In Malaysia, we stepped, with barely a ripple, into the lives of a young British expat couple teaching at the British International School. They were honeymooning in Greece for six weeks, leaving two entertaining young cats as our hostages in a 12th floor apartment in Petaling Jaya.
Kuala Lumpur is an easy city to live in – much like Johannesburg, but a lot cleaner and with functioning public transport including a modern metro rail network, monorail and free bus services. Grab taxis (their Uber equivalent) are plentiful. The warm and humid weather is not oppressive. Electricity, though expensive, was paid for by our hosts, so we basked in the coolth of the aircons and fans in the condo and had fun working as digital nomads on their efficient Wi-Fi. We had no need to shelter in the many malls where Malaysians hang out in their droves to escape the heat.
Malaysia is safe and relatively affordable. The impression is one of modern shopping centres, high-rise office buildings and condos (we stayed in a 36-story building with swimming pools, tennis courts, gym and its own shop), and golf courses. Malaysians love their golf courses! We were astonished to learn from our hosts that they pay nothing for their water consumption, so perhaps the SA constraints on keeping golf courses green don’t apply.
Our cats needed far less attention than 14-year-old Beamer in Goa. At our hosts’ suggestion, we grabbed opportunities for overnight and weekend trips around the country. (Inter-city travel is cheap in Malaysia.) We went to Melaka, Penang and Langkawi (all on “peninsular” Malaysia though Penang and Langkawi are islands up north near Thailand) and to Sarawak on Borneo.
Both Melaka and Georgetown, Penang, are fascinating World Heritage Sites. The street art, famous in Georgetown, has spread to Melaka – simply wandering around is a fabulous treasure hunt (click here to see all the images of this remarkable and unique street art).

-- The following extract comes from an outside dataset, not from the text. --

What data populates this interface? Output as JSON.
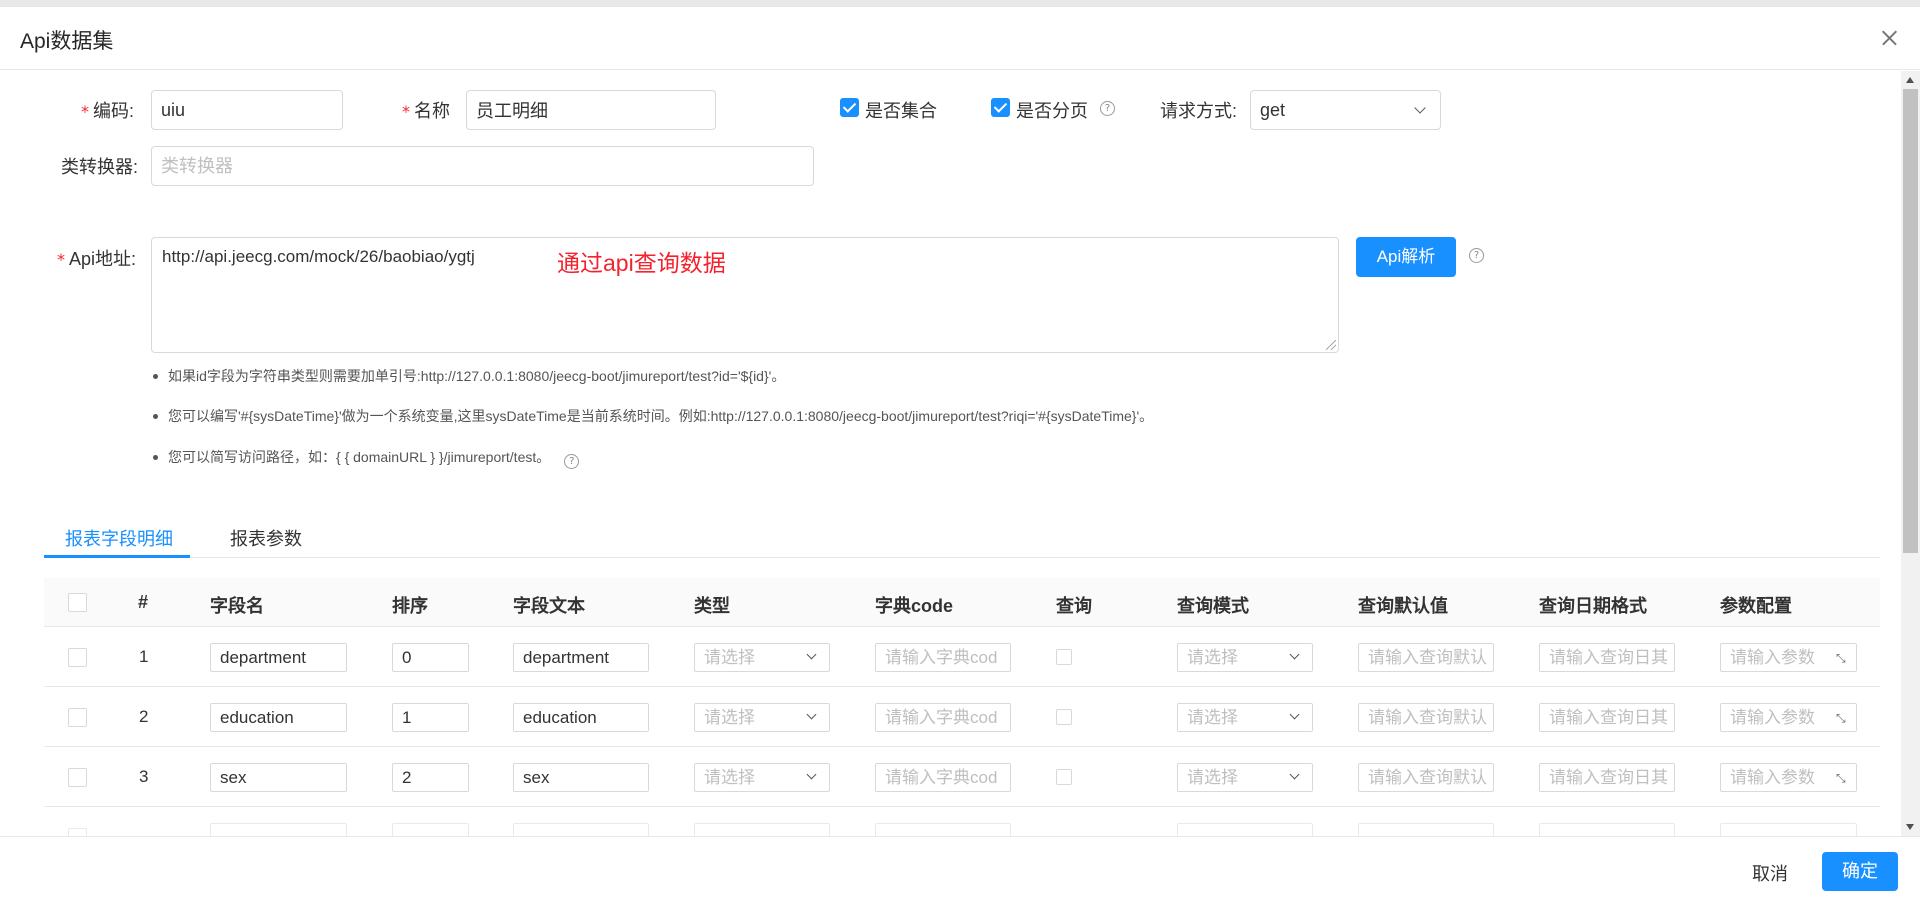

You never know what murals you will find around the next bend as random artists have caught on to the idea and are adding their own touches, some more inspired than others. (In 2012, Penang’s municipal council hired Lithuanian artist, Ernest Zacharevic, to breathe new life into the atmospheric inner-city Chinese shop-houses. He cleverly built real artifacts like bicycles and trishaws into his murals, creating fabulous photo ops for tourists. Read more at www.penang.ws/penang-attractions/penang-street-art.htm.

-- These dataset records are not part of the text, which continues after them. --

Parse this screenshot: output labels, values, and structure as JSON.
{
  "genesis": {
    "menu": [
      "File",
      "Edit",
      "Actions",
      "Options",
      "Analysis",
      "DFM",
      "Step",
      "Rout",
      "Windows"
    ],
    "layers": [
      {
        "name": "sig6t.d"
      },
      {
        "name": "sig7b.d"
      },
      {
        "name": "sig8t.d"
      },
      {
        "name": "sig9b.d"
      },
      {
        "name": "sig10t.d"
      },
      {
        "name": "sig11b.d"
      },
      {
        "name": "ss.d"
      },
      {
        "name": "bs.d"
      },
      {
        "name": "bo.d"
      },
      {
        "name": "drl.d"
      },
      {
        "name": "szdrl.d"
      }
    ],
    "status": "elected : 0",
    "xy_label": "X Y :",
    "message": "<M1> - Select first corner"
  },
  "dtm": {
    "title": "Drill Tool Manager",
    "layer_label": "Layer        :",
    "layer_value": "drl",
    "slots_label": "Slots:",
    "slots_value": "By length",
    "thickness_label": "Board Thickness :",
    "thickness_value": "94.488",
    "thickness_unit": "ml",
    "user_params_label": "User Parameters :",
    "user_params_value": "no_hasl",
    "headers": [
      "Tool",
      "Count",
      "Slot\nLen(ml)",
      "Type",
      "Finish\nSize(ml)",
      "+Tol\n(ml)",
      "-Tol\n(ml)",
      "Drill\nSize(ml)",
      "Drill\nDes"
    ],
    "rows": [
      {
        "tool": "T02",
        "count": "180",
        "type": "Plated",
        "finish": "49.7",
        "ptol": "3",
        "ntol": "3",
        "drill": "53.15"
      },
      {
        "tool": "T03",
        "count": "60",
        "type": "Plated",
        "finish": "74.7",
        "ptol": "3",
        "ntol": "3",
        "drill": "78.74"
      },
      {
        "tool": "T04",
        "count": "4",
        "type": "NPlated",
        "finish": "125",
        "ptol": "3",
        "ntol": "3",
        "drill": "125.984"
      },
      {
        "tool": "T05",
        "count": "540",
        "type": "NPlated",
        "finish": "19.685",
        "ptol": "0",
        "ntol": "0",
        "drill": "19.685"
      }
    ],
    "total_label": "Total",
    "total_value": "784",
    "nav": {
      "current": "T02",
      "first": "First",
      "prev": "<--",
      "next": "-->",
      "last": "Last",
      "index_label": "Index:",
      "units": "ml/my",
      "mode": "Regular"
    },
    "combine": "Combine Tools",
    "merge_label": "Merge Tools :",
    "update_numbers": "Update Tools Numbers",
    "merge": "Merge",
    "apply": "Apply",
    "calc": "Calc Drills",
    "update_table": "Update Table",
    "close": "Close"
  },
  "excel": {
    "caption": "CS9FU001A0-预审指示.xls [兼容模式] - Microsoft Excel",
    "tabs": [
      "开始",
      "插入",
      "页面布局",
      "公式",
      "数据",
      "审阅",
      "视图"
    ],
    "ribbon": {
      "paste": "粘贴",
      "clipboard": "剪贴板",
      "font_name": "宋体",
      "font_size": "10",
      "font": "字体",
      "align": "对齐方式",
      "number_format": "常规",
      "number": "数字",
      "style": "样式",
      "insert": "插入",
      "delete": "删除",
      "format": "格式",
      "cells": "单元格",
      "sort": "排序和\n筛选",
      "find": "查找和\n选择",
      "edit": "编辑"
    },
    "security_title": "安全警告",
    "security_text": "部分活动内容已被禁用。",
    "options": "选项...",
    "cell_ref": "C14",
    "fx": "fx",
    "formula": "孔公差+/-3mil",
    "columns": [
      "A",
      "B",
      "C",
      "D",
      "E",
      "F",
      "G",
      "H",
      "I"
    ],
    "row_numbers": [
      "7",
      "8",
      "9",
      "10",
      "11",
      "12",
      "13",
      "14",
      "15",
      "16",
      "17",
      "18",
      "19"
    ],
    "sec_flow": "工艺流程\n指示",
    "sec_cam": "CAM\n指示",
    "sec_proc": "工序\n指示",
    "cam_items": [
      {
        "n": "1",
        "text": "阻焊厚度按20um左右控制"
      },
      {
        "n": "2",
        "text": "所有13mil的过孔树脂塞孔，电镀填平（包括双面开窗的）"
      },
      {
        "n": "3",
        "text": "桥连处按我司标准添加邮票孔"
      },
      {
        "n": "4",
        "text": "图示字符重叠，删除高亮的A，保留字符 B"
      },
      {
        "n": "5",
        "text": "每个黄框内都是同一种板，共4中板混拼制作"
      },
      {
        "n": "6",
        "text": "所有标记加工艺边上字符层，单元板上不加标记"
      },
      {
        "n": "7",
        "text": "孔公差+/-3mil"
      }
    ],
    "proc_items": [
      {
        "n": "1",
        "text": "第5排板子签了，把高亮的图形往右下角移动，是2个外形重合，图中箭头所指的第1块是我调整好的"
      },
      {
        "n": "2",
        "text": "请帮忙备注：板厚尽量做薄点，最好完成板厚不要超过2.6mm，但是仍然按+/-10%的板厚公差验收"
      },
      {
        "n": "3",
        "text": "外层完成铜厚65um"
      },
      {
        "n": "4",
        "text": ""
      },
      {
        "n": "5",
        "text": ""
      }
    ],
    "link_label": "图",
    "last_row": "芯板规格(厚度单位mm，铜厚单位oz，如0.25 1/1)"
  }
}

Those trips taught us about Malaysia, a more subtle culture than in India. A few things stood out:
- Malaysians are incredibly friendly and interested in who you are, where you’re from and why you’re visiting. They are known for religious and racial harmony and actively welcome people from other countries. Malaysia is one of a handful of countries with special schemes to attract long-term foreign retirees.

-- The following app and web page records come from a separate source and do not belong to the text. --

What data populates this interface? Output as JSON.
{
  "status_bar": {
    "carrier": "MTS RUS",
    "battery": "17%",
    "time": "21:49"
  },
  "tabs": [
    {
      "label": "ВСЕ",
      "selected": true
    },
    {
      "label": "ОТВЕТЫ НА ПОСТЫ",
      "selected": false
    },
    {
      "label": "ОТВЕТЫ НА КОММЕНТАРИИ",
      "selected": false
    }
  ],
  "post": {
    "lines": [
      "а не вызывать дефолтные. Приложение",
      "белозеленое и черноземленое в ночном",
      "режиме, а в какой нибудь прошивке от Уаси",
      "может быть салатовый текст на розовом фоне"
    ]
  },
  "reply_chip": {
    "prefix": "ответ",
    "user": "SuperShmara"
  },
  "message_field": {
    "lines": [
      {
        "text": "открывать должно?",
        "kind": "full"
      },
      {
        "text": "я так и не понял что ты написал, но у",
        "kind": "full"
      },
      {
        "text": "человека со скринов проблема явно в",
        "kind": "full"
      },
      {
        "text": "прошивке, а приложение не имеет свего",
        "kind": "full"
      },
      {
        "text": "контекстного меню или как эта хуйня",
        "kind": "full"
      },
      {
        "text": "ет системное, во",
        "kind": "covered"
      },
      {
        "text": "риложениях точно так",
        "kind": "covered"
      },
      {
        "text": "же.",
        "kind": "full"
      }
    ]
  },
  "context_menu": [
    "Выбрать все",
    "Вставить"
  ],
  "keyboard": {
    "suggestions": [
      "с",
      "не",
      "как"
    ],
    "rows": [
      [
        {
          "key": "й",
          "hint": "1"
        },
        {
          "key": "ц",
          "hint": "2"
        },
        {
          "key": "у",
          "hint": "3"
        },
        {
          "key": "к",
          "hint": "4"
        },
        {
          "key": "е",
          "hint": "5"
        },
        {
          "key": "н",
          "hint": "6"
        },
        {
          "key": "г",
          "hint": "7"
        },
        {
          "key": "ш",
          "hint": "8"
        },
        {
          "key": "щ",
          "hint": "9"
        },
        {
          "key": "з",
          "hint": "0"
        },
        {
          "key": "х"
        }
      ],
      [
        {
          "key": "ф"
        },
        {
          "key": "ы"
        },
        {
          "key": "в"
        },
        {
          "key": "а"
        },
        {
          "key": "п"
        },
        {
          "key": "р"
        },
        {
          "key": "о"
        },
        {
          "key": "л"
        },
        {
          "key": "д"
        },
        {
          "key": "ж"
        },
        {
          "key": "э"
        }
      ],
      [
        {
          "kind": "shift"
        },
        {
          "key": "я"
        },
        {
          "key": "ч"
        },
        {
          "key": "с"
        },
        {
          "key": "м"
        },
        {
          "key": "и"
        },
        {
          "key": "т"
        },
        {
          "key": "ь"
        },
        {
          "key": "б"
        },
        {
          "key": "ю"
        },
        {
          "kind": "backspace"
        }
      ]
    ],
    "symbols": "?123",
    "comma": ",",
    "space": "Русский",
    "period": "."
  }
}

- It is home to an unusually diverse mix of nationalities. Apart from Malaysians, the permanent population includes Chinese, Indians, Koreans along with ex-pats from around the world. We had great fun socialising with a group from Australia and New Zealand who taught us to play Mahjong. Addictive!
- Food is important to them. They don’t talk about the weather: always the same, there is nothing to say. They ask if you have eaten recently – they routinely eat five meals a day. That opens a discussion about what you had and where, your favourite dishes and what to try. They embrace food from other Asian countries: it’s as easy to get Vietnamese, Chinese, Korean and Indian meals as Malaysian. Penang modestly calls itself the Food Capital of the World, with some justification.
- Bahasa Melayu (the Malaysian language) is apparently easy to learn and we enjoyed picking up common words and phrases to entertain Grab drivers and shop assistants who seemed appreciative of our efforts. English, though not the official language, is widely spoken.
- They are hard-working, a common trait in South-east Asian countries, but love celebrations; everyone happily adopts the different religious holidays – perhaps more public holidays than SA!
- It is a regulated society where newspapers toe the party line, alcohol is heavily taxed and driving is conservative.
While we were in the region, we explored Borneo, where we saw a different side of Malaysia: exquisitely beautiful jungles, beaches and rocky shorelines … and even warmer hospitality than in Western Borneo, if possible. The highlight was seeing orangutans in their natural habitat.
Of course, we couldn’t miss the opportunity for a return visit to Singapore, a longtime favourite city. It blew us away yet again, particularly with the technological and artistic brilliance of its astonishing visual displays. We arrived just in time for their Night Festival.
We both find travel enriching. We immerse ourselves with wanton curiosity in the culture, languages, food and lifestyle of other communities. As we interact, we become richer, not in pecuniary wealth, but as more informed, understanding and rounded human beings. Perhaps we also leave a tiny bit of ourselves as we engage with a shop assistant or Grab driver enough to brighten their day.
What’s your next adventure?
If you haven’t already taken a turn on the streets decorated with street art, click here.